News

White House wants ‘crash-proof’ cars

White House wants ‘crash-proof’ cars

CRASH TEST: A NHTSA report says the technology could prevent as many as 592,000 left-turn and intersection crashes a year — saving 1,083 lives in the process. Photo: Associated Press

WASHINGTON (AP) — The Obama administration says it’s taking the first step toward making future cars and light trucks less likely to crash.

The White House is asking the National Highway Traffic Safety Administration to begin drafting rules to require anti-crash technology in new vehicles.

The technology will let cars warn each other of potential danger in time to avoid collisions.

Cars and light trucks will come equipped with a radio signal that will continually transmit a vehicle’s position, direction, speed and other information.

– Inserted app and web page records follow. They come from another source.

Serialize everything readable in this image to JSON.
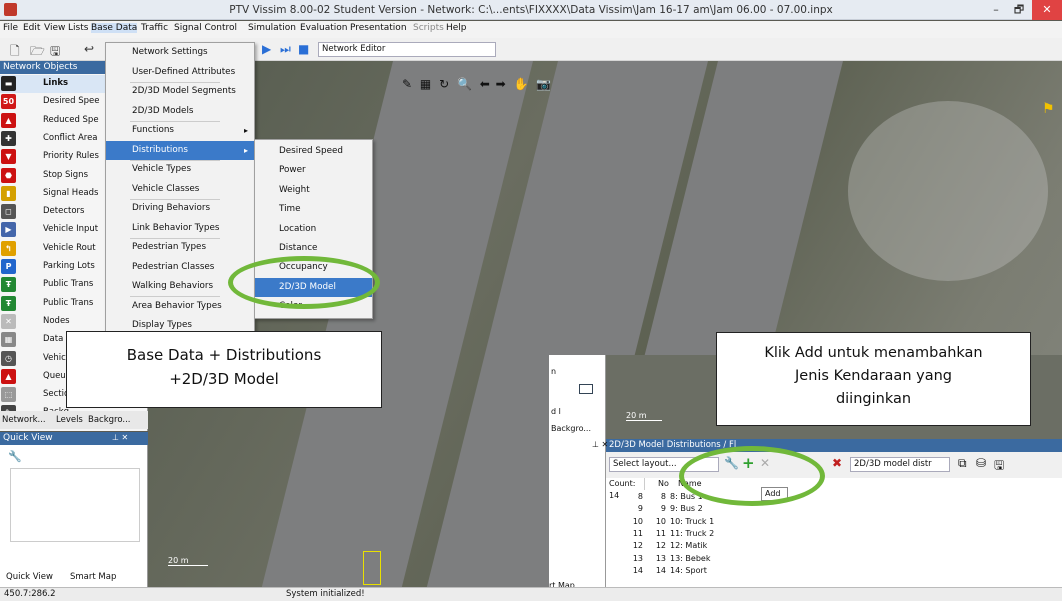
{
  "window": {
    "title": "PTV Vissim 8.00-02 Student Version - Network: C:\\...ents\\FIXXXX\\Data Vissim\\Jam 16-17 am\\Jam 06.00 - 07.00.inpx",
    "minimize": "–",
    "maximize": "🗗",
    "close": "✕"
  },
  "menubar": [
    "File",
    "Edit",
    "View",
    "Lists",
    "Base Data",
    "Traffic",
    "Signal Control",
    "Simulation",
    "Evaluation",
    "Presentation",
    "Scripts",
    "Help"
  ],
  "toolbar": {
    "network_editor": "Network Editor"
  },
  "net_objects": {
    "title": "Network Objects",
    "pin": "⊥ ✕",
    "items": [
      {
        "label": "Links",
        "color": "#222222",
        "glyph": "▬",
        "bold": true
      },
      {
        "label": "Desired Spee",
        "color": "#d01818",
        "glyph": "50"
      },
      {
        "label": "Reduced Spe",
        "color": "#cc1111",
        "glyph": "▲"
      },
      {
        "label": "Conflict Area",
        "color": "#333333",
        "glyph": "✚"
      },
      {
        "label": "Priority Rules",
        "color": "#cc1111",
        "glyph": "▼"
      },
      {
        "label": "Stop Signs",
        "color": "#cc1111",
        "glyph": "⬣"
      },
      {
        "label": "Signal Heads",
        "color": "#d4a000",
        "glyph": "▮"
      },
      {
        "label": "Detectors",
        "color": "#555555",
        "glyph": "◻"
      },
      {
        "label": "Vehicle Input",
        "color": "#4466aa",
        "glyph": "▶"
      },
      {
        "label": "Vehicle Rout",
        "color": "#e0a000",
        "glyph": "↰"
      },
      {
        "label": "Parking Lots",
        "color": "#2266cc",
        "glyph": "P"
      },
      {
        "label": "Public Trans",
        "color": "#228833",
        "glyph": "Ŧ"
      },
      {
        "label": "Public Trans",
        "color": "#228833",
        "glyph": "Ŧ"
      },
      {
        "label": "Nodes",
        "color": "#bbbbbb",
        "glyph": "✕"
      },
      {
        "label": "Data",
        "color": "#888888",
        "glyph": "▦"
      },
      {
        "label": "Vehic",
        "color": "#555555",
        "glyph": "◷"
      },
      {
        "label": "Queu",
        "color": "#cc1111",
        "glyph": "▲"
      },
      {
        "label": "Sectio",
        "color": "#999999",
        "glyph": "⬚"
      },
      {
        "label": "Backg",
        "color": "#444444",
        "glyph": "✎"
      }
    ],
    "tabs": [
      "Network...",
      "Levels",
      "Backgro..."
    ]
  },
  "quick_view": {
    "title": "Quick View",
    "pin": "⊥ ✕",
    "tabs": [
      "Quick View",
      "Smart Map"
    ]
  },
  "status": {
    "coords": "450.7:286.2",
    "message": "System initialized!"
  },
  "base_data_menu": {
    "items": [
      "Network Settings",
      "User-Defined Attributes",
      "2D/3D Model Segments",
      "2D/3D Models",
      "Functions",
      "Distributions",
      "Vehicle Types",
      "Vehicle Classes",
      "Driving Behaviors",
      "Link Behavior Types",
      "Pedestrian Types",
      "Pedestrian Classes",
      "Walking Behaviors",
      "Area Behavior Types",
      "Display Types"
    ],
    "selected": "Distributions",
    "submenu_arrow": "▸"
  },
  "distributions_menu": {
    "items": [
      "Desired Speed",
      "Power",
      "Weight",
      "Time",
      "Location",
      "Distance",
      "Occupancy",
      "2D/3D Model",
      "Color"
    ],
    "selected": "2D/3D Model"
  },
  "callouts": {
    "left": "Base Data + Distributions\n+2D/3D Model",
    "right": "Klik Add untuk menambahkan\nJenis Kendaraan yang\ndiinginkan"
  },
  "viewport": {
    "scale": "20 m"
  },
  "dock": {
    "title": "2D/3D Model Distributions / Fl",
    "pin": "⊥ ✕",
    "layout": "Select layout...",
    "model_select": "2D/3D model distr",
    "add_tooltip": "Add",
    "count_label": "Count: 14",
    "col_no": "No",
    "col_name": "Name",
    "rows": [
      {
        "idx": "8",
        "no": "8",
        "name": "8: Bus 1"
      },
      {
        "idx": "9",
        "no": "9",
        "name": "9: Bus 2"
      },
      {
        "idx": "10",
        "no": "10",
        "name": "10: Truck 1"
      },
      {
        "idx": "11",
        "no": "11",
        "name": "11: Truck 2"
      },
      {
        "idx": "12",
        "no": "12",
        "name": "12: Matik"
      },
      {
        "idx": "13",
        "no": "13",
        "name": "13: Bebek"
      },
      {
        "idx": "14",
        "no": "14",
        "name": "14: Sport"
      }
    ],
    "left_tabs": [
      "Backgro..."
    ],
    "left_labels": [
      "n",
      "d l"
    ],
    "smart_map": "rt Map",
    "scale": "20 m"
  }
}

Other cars with similar equipment will receive the same data — and computers will alert drivers to the possibility of a collision.

A NHTSA report says the technology could prevent as many as 592,000 left-turn and intersection crashes a year — saving 1,083 lives in the process.

Recent Headlines

in Sports

NFL TV ratings rise despite domestic violence fumble

Fresh
nfl

More Americans are watching football than last year, signaling the NFL's handling of domestic violence cases has not dented its popularity.

in Sports

Tuesday’s Sports Minute

Fresh
royals

In addition to Monday Night’s game between the Pats and the Chiefs, here is a look at the other big…

in Sports

Neutral arbitrator to hear Ray Rice appeal

Fresh
rayrice

This marks the first time a neutral arbitrator had been appointed in a personal conduct disciplinary case.

in Sports

Charles scores three as Chiefs crush Patriots

Fresh
chiefs

Playing in front of a pumped up home crowd the Chiefs shot out to a 17-0 halftime lead and were never headed.

in National, World

Congress vote on campaign against ISIS could lag to 2015

Fresh
isis

Congress may not vote until next year on authorizing air strikes against Islamic State militants, despite some lawmakers' insistence that approval is already overdue.